I so enjoyed the theme of today’s general audience, especially a few of the Pope’s remarks in the full audience catechesis. Here is a sample (watch what he calls the devil!): “I consider it necessary to include at this point a reminder of an attitude essential if all the work done to discern for the best and take the good decision is not to be lost, and this would be the attitude of vigilance. We have done discernment, consolation and desolation; we have chosen something … everything is going well, but now, vigilance: the attitude of vigilance.
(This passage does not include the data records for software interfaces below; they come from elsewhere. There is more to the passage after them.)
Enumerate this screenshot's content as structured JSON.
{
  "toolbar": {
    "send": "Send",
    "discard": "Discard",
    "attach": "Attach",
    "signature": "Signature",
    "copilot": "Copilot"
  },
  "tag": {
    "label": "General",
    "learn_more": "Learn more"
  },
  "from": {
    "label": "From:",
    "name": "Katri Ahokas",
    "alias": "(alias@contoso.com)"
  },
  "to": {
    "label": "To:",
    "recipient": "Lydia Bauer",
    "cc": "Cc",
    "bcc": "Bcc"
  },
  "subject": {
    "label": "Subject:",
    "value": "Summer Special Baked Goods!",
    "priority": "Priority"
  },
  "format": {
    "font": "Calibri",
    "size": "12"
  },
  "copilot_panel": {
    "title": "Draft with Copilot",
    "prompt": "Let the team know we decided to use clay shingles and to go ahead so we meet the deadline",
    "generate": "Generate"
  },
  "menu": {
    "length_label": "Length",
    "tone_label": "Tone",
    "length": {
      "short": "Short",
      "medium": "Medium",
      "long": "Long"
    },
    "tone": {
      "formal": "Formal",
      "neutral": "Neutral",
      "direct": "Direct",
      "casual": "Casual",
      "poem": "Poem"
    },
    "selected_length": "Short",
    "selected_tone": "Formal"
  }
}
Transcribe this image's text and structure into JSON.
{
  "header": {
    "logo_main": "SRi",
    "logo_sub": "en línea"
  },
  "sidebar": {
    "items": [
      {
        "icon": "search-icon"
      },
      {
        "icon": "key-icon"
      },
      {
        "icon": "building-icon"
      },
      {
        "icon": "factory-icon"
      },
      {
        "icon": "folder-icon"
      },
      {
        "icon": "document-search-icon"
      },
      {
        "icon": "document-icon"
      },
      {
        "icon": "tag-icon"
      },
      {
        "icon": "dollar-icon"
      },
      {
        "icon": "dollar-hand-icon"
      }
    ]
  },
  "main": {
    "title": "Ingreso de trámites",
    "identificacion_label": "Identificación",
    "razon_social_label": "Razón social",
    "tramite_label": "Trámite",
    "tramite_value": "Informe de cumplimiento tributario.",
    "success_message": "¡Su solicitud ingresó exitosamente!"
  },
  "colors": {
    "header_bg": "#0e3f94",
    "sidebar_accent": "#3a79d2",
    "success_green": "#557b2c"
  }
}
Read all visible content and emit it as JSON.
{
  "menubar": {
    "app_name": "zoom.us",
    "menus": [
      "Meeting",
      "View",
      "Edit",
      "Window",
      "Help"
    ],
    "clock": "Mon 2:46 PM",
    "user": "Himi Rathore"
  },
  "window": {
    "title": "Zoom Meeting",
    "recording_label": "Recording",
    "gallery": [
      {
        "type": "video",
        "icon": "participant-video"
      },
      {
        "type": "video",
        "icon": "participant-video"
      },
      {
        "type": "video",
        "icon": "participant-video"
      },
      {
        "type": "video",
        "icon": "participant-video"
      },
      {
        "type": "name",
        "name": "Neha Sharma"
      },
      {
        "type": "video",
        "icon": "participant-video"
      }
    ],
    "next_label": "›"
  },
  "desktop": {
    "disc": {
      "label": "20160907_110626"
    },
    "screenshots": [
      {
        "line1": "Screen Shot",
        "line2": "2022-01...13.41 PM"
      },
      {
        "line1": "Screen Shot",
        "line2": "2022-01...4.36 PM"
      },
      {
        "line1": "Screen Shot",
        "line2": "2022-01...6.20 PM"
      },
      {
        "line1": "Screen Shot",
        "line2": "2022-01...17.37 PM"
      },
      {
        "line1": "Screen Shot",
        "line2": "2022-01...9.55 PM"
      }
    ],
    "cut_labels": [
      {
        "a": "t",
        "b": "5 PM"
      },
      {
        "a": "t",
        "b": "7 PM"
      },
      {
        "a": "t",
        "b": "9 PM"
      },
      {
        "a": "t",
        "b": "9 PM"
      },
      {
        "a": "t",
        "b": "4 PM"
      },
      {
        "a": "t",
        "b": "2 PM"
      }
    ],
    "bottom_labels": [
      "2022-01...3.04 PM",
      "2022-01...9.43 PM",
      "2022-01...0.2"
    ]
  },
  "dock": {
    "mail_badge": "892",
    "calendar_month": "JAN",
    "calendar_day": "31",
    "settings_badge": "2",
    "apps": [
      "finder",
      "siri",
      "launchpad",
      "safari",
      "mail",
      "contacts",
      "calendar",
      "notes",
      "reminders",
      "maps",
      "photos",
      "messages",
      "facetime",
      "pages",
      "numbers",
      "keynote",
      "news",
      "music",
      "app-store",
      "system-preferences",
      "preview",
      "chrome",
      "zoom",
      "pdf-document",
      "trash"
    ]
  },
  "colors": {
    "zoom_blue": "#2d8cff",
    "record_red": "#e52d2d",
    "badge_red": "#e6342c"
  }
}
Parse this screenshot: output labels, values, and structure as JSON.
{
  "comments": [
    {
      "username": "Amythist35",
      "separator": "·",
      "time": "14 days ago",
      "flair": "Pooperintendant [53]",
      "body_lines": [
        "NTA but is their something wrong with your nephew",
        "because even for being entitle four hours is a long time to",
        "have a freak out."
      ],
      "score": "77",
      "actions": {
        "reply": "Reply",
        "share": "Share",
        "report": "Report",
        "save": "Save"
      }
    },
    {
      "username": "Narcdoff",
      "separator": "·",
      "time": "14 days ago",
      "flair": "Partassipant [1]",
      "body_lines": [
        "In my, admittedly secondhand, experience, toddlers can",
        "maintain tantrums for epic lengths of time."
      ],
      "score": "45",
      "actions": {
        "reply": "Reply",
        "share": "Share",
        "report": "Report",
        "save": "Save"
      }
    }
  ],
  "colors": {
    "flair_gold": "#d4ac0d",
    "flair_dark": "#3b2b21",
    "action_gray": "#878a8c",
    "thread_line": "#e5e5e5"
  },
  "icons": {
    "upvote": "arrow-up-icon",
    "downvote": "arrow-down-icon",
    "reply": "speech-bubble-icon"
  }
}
Because in effect there is a risk, and it is that the “spoilsport”, that is, the Evil One, can ruin everything, making us go back to the beginning, indeed, in an even worse condition. And this happens, so we must be attentive and vigilant.”
Lots of good lessons in this papal talk on vigilance.
POPE AT AUDIENCE: A GOOD DISCIPLE IS VIGILANT
Pope Francis comes to “the final phase of catechesis on discernment” at the weekly General Audience, focusing his reflections on the importance of vigilance.
By Christopher Wells (vaticannews)
Over the course of the past few weeks, Pope Francis’ weekly catechesis has focused on different aspects of discernment, from prayer, self-knowledge, desire, and the “book of life”; to desolation and consolation, the matter of discernment; and, most recently, the confirmation that accompanies the choices made.
At Wednesday’s General Audience, Pope Francis began the “final phase of this journey of catechesis,” reflecting on the attitude of vigilance, an attitude essential to ensuring that the work of discernment is not in vain.
There is a genuine risk, the Pope explained, that the Evil One could “ruin everything,” leaving us even worse than we were to start with.
“This is why it is indispensable to be vigilant. Therefore, today it seemed appropriate to emphasize this attitude, which we all need for the discernment process to succeed.”
The good disciple is vigilant
The Holy Father pointed out that the Lord Himself, in the Gospels, insisted on the fact that “the good disciple is vigilant” and does not slumber, but instead remains “alert and ready to do his duty.” (CNA photo)
He recalled Jesus’ admonition, “Let your loins be girded and your lamps burning… blessed are those servants whom the master finds awake when he comes.” This, the Pope said, “is the frame of mind fo the Christians who await the final coming of the Lord; but can also be seen as the normal attitude to have in the conduct of life.”
Without vigilance, we risk everything
He warned, “If vigilance is lacking, there is a very high risk that all will be lost.” This risk is not primarily psychological, but spiritual, “a real snare of the evil spirit,” who waits till we become complacent in order to ensnare us.
Turning to the Gospel passage chosen for Wednesday’s audience, Pope Francis noted that in the short parable that was proclaimed, the unclean spirit, having been cast out of the house, returns with seven spirits even worse than himself. “How is it possible for them to enter undisturbed?” the Pope asked. He explained that this came about because the homeowner had become complacent, in love with himself, and “had stopped waiting for the Lord.”
“When we trust too much in ourselves and not in God’s grace, then the Evil One finds the door open. So, he organizes the expedition and takes possession of that house.”
One must remain vigilant
It might seem impossible to fall from a good state to a state even worse than when one started, but it can and does happen, the Pope said. “Everyone can confirm this by thinking back on their own personal history.”
Pope Francis concluded, “It is not enough to carry out good discernment and to make a good choice. One must remain vigilant.”
“Vigilance is a sign of wisdom, it is above all a sign of humility, which is the high road of the Christian life.”